The Public Water Supply District One of Dent County was incorporated in the 1960s to provide water to rural residents of Dent County. A six-member board oversees the district with the assistance of a bookkeeper, which is typical of how water districts are overseen. According to Department of Natural Resources (DNR) Southeast Regional Officer Jason Kirkman, DNR considers the board the water supply owners of each respective district, which essentially means that DNR holds the board accountable to water supply regulations and operations.

“We have our own bylaws that govern how we operate,” board president Gary Kellerman said.

Kellerman said that they work closely with DNR in order to be in compliance with all water-testing regulations.

According to Kirkman, all water districts are required to have a Designated Operator certified through the state in order to conduct tests and operate water systems. In Dent County, that operator is Michael Pyles, who Kirkman says has done an above-adequate job of keeping the district in compliance. According to Kirkman, Dent County Public Water Supply District One has historically not had any significant problems maintaining compliance. Recently, in December 2020, the district was found to follow the proper regulations in the Sanitary Survey, which is an inspection conducted by DNR every three years.
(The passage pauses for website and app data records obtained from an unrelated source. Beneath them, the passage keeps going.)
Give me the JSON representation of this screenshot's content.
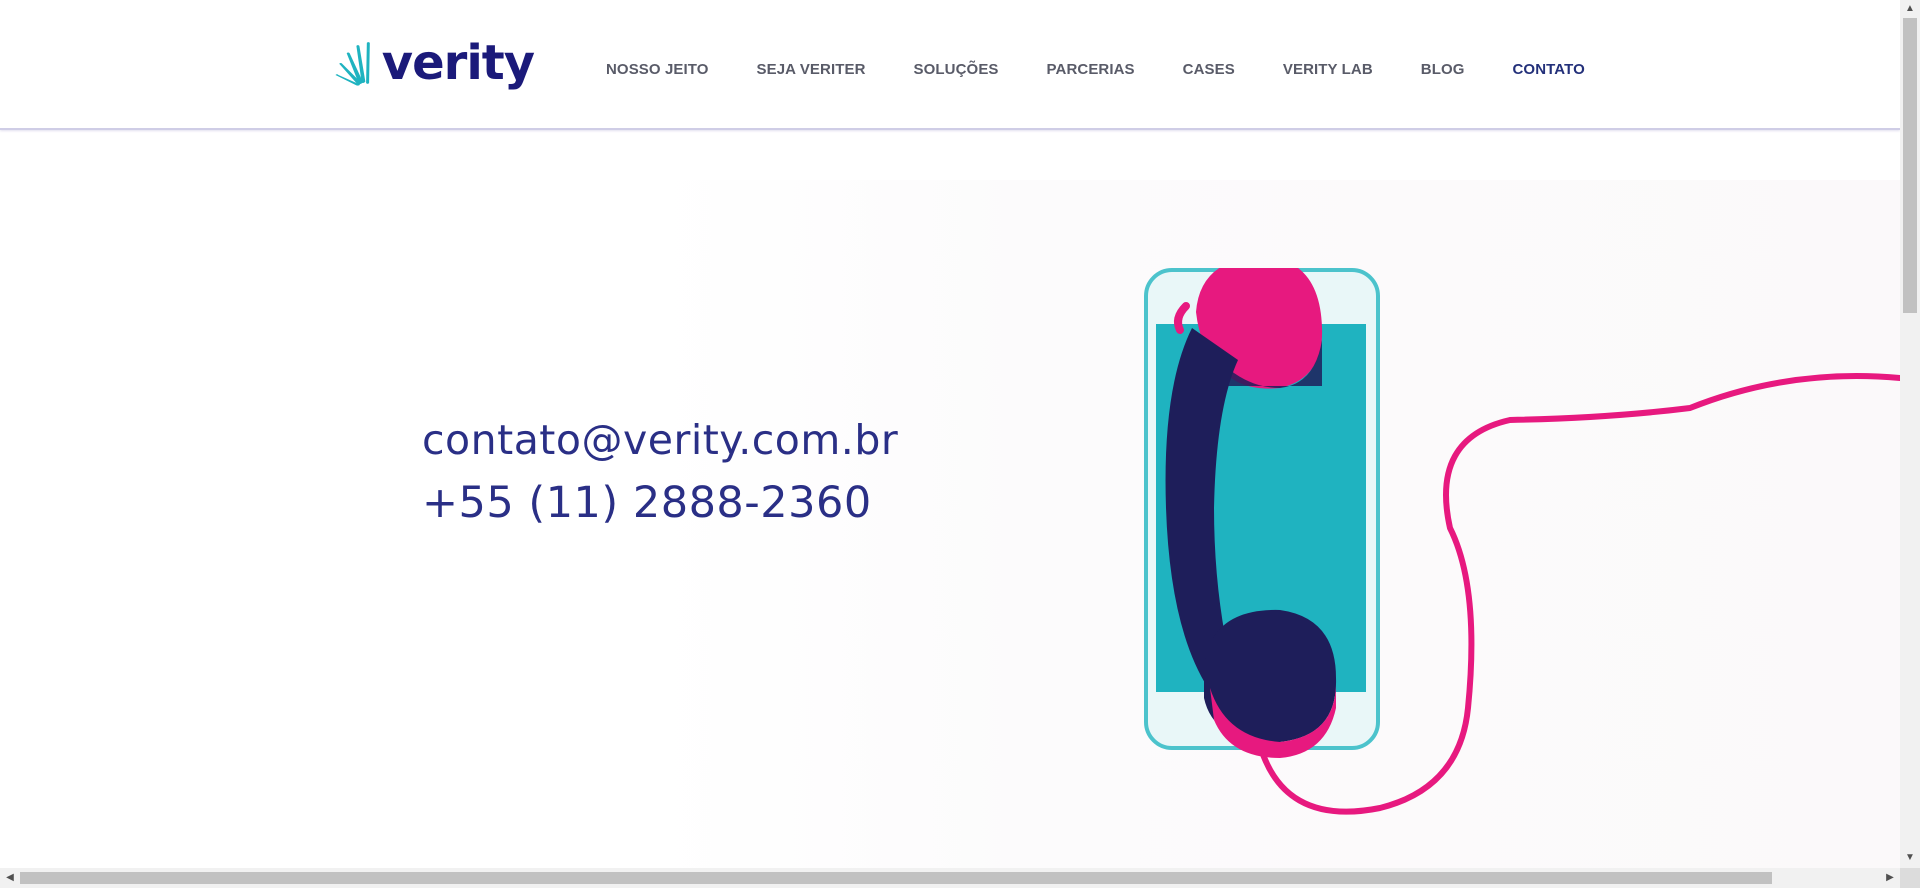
{
  "brand": {
    "name": "verity",
    "accent": "#1b1a7a",
    "dot_color": "#e7197f",
    "mark_color": "#1fb3c0"
  },
  "nav": {
    "items": [
      {
        "label": "NOSSO JEITO"
      },
      {
        "label": "SEJA VERITER"
      },
      {
        "label": "SOLUÇÕES"
      },
      {
        "label": "PARCERIAS"
      },
      {
        "label": "CASES"
      },
      {
        "label": "VERITY LAB"
      },
      {
        "label": "BLOG"
      },
      {
        "label": "CONTATO",
        "active": true
      }
    ]
  },
  "contact": {
    "email": "contato@verity.com.br",
    "phone": "+55 (11) 2888-2360"
  },
  "illustration": {
    "icon": "phone-handset-on-smartphone",
    "colors": [
      "#1fb3c0",
      "#e7197f",
      "#1e1e5a"
    ]
  }
}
They also continue to maintain all DNR regulations, including monthly bacterial testing and proper periodical chemical testing in order to maintain the safety of the water system.

Additionally, Kirkman pointed out that Dent County Water Supply District One is a chlorinated system which requires daily testing. Kirkman said that in the December inspection there were only minor inconsistencies with DNR regulations at Dent County One that were remedied in a timely fashion in order for the Dent County Water Supply District One to maintain compliance.

Kellerman said that the board does their best to follow regulations in service to the public. Kellerman said that since he joined the board in 1993 they’ve added two towers, one pump and one booster station as water needs increased across the county. Kellerman said that the district is self-sustaining, the income from bills collected goes directly to the maintenance equipment or to have proper water testing done or is kept in a fund in order to pay for any unexpected expense that the district might face.

“A lot of our lines were put in in the mid-70’s,” said Kellerman, “But our guys do a great job with upkeep and replacement as necessary.”

DNR regulates all public water supply systems that have at least 15 water hookups or serve at least 25 people 60 days out of the year. This includes what Kirkman described as community water supplies like Dent County One, which is overseen by an appointed board as well as city water supplies that are typically overseen by the respective city council.

Kirkman indicated that the public can find information on the Missouri DNR website page Drinking Water Watch , which includes detailed information about current data regarding every water supply in the state.